[Dataset records]
== == ==
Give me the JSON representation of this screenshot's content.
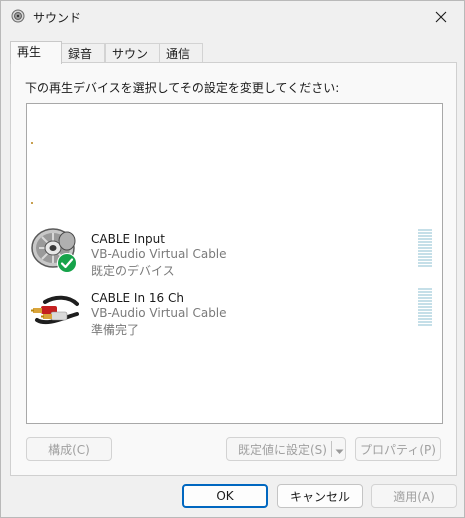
{
  "window": {
    "title": "サウンド",
    "title_icon": "speaker-icon",
    "close_icon": "close-icon"
  },
  "tabs": [
    {
      "label": "再生",
      "active": true
    },
    {
      "label": "録音",
      "active": false
    },
    {
      "label": "サウンド",
      "active": false
    },
    {
      "label": "通信",
      "active": false
    }
  ],
  "panel": {
    "instruction": "下の再生デバイスを選択してその設定を変更してください:"
  },
  "devices": [
    {
      "name": "CABLE Input",
      "description": "VB-Audio Virtual Cable",
      "status": "既定のデバイス",
      "icon": "speaker-icon",
      "badge_icon": "check-badge-icon"
    },
    {
      "name": "CABLE In 16 Ch",
      "description": "VB-Audio Virtual Cable",
      "status": "準備完了",
      "icon": "rca-cable-icon"
    }
  ],
  "panel_buttons": {
    "configure": "構成(C)",
    "set_default": "既定値に設定(S)",
    "properties": "プロパティ(P)"
  },
  "dialog_buttons": {
    "ok": "OK",
    "cancel": "キャンセル",
    "apply": "適用(A)"
  },
  "colors": {
    "accent": "#0067c0",
    "check_green": "#16a34a",
    "meter": "#c5dfe8"
  }
}
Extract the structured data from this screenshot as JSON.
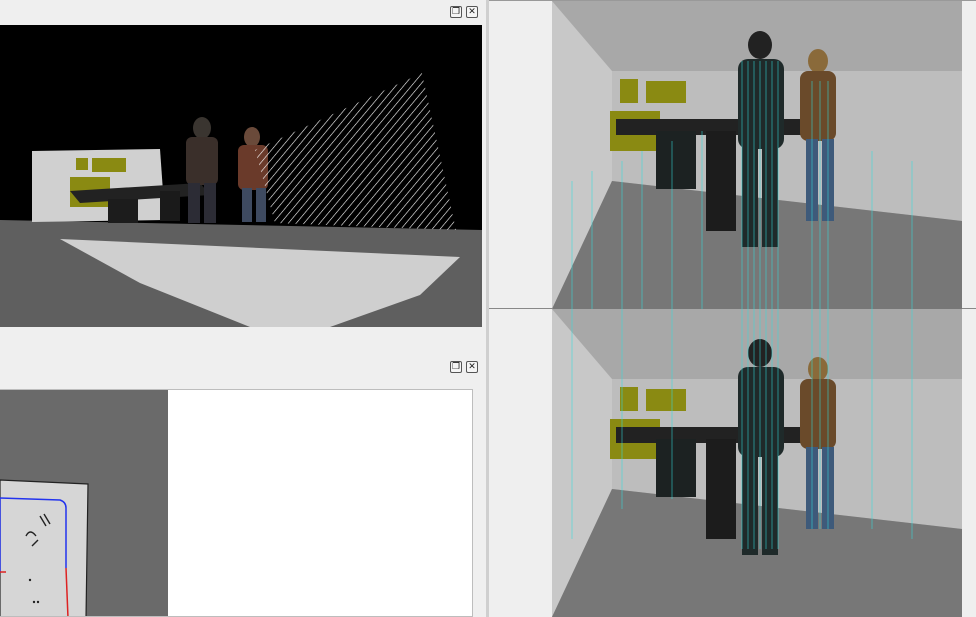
{
  "panels": {
    "camera_view": {
      "title_buttons": [
        {
          "name": "float-button",
          "glyph": "❐"
        },
        {
          "name": "close-button",
          "glyph": "✕"
        }
      ]
    },
    "map_view": {
      "title_buttons": [
        {
          "name": "float-button",
          "glyph": "❐"
        },
        {
          "name": "close-button",
          "glyph": "✕"
        }
      ]
    }
  },
  "colors": {
    "panel_bg": "#efefef",
    "scene_wall": "#000000",
    "scene_floor": "#5f5f5f",
    "laser_scan": "#ffffff",
    "pointcloud": "#33dddd",
    "map_unknown": "#6a6a6a",
    "map_free": "#d6d6d6",
    "map_path_blue": "#2233ee",
    "map_path_red": "#dd2222",
    "table_yellow": "#8a8a12"
  }
}
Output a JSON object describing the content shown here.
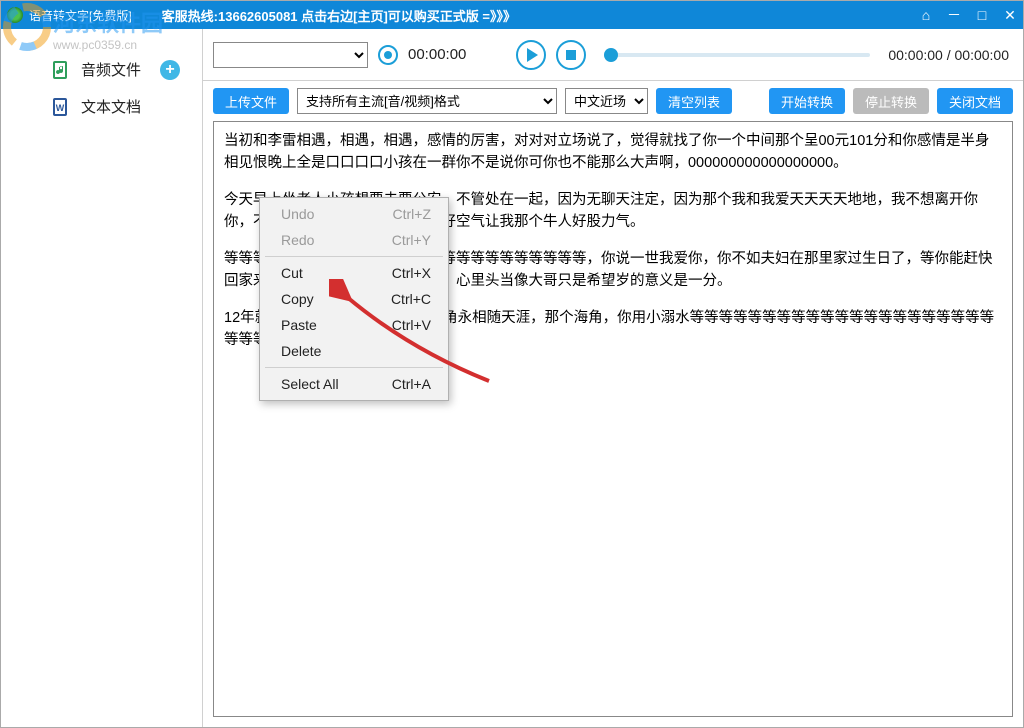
{
  "titlebar": {
    "title": "语音转文字[免费版]",
    "hotline": "客服热线:13662605081  点击右边[主页]可以购买正式版 =》》》"
  },
  "sidebar": {
    "audio": "音频文件",
    "doc": "文本文档"
  },
  "player": {
    "rec_time": "00:00:00",
    "duration": "00:00:00 / 00:00:00"
  },
  "toolbar": {
    "upload": "上传文件",
    "format_sel": "支持所有主流[音/视频]格式",
    "lang_sel": "中文近场",
    "clear": "清空列表",
    "start": "开始转换",
    "stop": "停止转换",
    "close": "关闭文档"
  },
  "text": {
    "p1": "当初和李雷相遇，相遇，相遇，感情的厉害，对对对立场说了，觉得就找了你一个中间那个呈00元101分和你感情是半身相见恨晚上全是口口口口小孩在一群你不是说你可你也不能那么大声啊，000000000000000000。",
    "p2a": "今天早上坐老人小孩想要去要公安",
    "p2b": "，不管处在一起，因为无聊天注定，因为那个我和我爱天天天天地地，我不想离开你你",
    "p2c": "，不知何事来想剪，让我流泪，好空气让我那个牛人好股力气。",
    "p3a": "等等等",
    "p3b": "等等等等等等等等等等等等等等等等等等等等等等，你说一世我爱你，你不如夫妇在那里",
    "p3c": "家过生日了，等你能赶快回家来做事，你你你你你看我视频，心里头当像大哥只是希望",
    "p3d": "岁的意义是一分。",
    "p4a": "12年就",
    "p4b": "无论怎样，等着你，天涯海角永相随天涯，那个海角，你用小溺水等等等等等等等等等等",
    "p4c": "等等等等等等等等等等等等等等等等等对对对。"
  },
  "ctx": {
    "undo": "Undo",
    "undo_k": "Ctrl+Z",
    "redo": "Redo",
    "redo_k": "Ctrl+Y",
    "cut": "Cut",
    "cut_k": "Ctrl+X",
    "copy": "Copy",
    "copy_k": "Ctrl+C",
    "paste": "Paste",
    "paste_k": "Ctrl+V",
    "delete": "Delete",
    "selall": "Select All",
    "selall_k": "Ctrl+A"
  },
  "watermark": "河东软件园",
  "watermark_url": "www.pc0359.cn"
}
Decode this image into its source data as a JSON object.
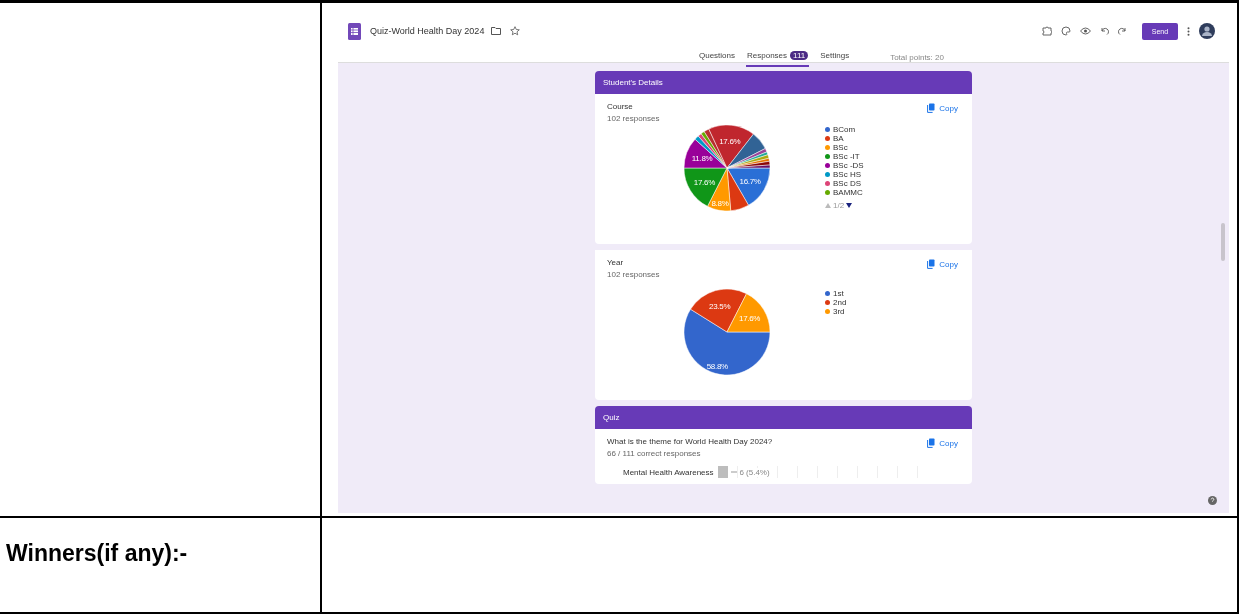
{
  "form_header": {
    "title": "Quiz-World Health Day 2024",
    "send_button": "Send",
    "tabs": [
      {
        "label": "Questions",
        "selected": false
      },
      {
        "label": "Responses",
        "selected": true,
        "badge": "111"
      },
      {
        "label": "Settings",
        "selected": false
      }
    ],
    "total_points": "Total points: 20"
  },
  "sections": [
    {
      "title": "Student's Details",
      "questions": [
        {
          "kind": "pie_picture",
          "title": "Course",
          "subtitle": "102 responses",
          "copy": "Copy",
          "slice_labels": [
            "16.7%",
            "8.8%",
            "17.6%",
            "11.8%",
            "17.6%"
          ],
          "legend": [
            {
              "label": "BCom",
              "color": "#3366cc"
            },
            {
              "label": "BA",
              "color": "#dc3912"
            },
            {
              "label": "BSc",
              "color": "#ff9900"
            },
            {
              "label": "BSc -IT",
              "color": "#109618"
            },
            {
              "label": "BSc -DS",
              "color": "#990099"
            },
            {
              "label": "BSc HS",
              "color": "#0099c6"
            },
            {
              "label": "BSc DS",
              "color": "#dd4477"
            },
            {
              "label": "BAMMC",
              "color": "#66aa00"
            }
          ],
          "pager": "1/2"
        },
        {
          "kind": "pie_picture",
          "title": "Year",
          "subtitle": "102 responses",
          "copy": "Copy",
          "slice_labels": [
            "58.8%",
            "23.5%",
            "17.6%"
          ],
          "legend": [
            {
              "label": "1st",
              "color": "#3366cc"
            },
            {
              "label": "2nd",
              "color": "#dc3912"
            },
            {
              "label": "3rd",
              "color": "#ff9900"
            }
          ]
        }
      ]
    },
    {
      "title": "Quiz",
      "questions": [
        {
          "kind": "bar",
          "title": "What is the theme for World Health Day 2024?",
          "subtitle": "66 / 111 correct responses",
          "copy": "Copy",
          "options": [
            {
              "label": "Mental Health Awareness",
              "reading": "6 (5.4%)",
              "level": 0.054
            }
          ]
        }
      ]
    }
  ],
  "winners_label": "Winners(if any):-"
}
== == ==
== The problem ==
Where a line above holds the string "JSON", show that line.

== Answer ==
Give me the JSON representation of this screenshot's content.
Extract the structured data from this screenshot as JSON.
Output a JSON object describing the content shown here.
Decode this image into its source data as a JSON object.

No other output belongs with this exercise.